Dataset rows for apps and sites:
----------------
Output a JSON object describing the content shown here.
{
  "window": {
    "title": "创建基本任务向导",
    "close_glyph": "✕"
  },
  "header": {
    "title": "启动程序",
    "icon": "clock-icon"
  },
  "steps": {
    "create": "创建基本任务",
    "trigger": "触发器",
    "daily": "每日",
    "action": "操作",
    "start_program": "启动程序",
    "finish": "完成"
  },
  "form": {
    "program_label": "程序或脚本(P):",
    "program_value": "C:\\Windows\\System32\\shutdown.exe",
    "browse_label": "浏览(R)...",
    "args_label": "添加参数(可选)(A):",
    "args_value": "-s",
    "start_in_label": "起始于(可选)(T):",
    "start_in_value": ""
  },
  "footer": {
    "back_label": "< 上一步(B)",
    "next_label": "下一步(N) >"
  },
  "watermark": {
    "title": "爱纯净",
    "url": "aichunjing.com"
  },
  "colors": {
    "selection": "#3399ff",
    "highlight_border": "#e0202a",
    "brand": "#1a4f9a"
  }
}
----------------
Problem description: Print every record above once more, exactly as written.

Answer to the problem:
Output a JSON object describing the content shown here.
{
  "window": {
    "title": "创建基本任务向导",
    "close_glyph": "✕"
  },
  "header": {
    "title": "启动程序",
    "icon": "clock-icon"
  },
  "steps": {
    "create": "创建基本任务",
    "trigger": "触发器",
    "daily": "每日",
    "action": "操作",
    "start_program": "启动程序",
    "finish": "完成"
  },
  "form": {
    "program_label": "程序或脚本(P):",
    "program_value": "C:\\Windows\\System32\\shutdown.exe",
    "browse_label": "浏览(R)...",
    "args_label": "添加参数(可选)(A):",
    "args_value": "-s",
    "start_in_label": "起始于(可选)(T):",
    "start_in_value": ""
  },
  "footer": {
    "back_label": "< 上一步(B)",
    "next_label": "下一步(N) >"
  },
  "watermark": {
    "title": "爱纯净",
    "url": "aichunjing.com"
  },
  "colors": {
    "selection": "#3399ff",
    "highlight_border": "#e0202a",
    "brand": "#1a4f9a"
  }
}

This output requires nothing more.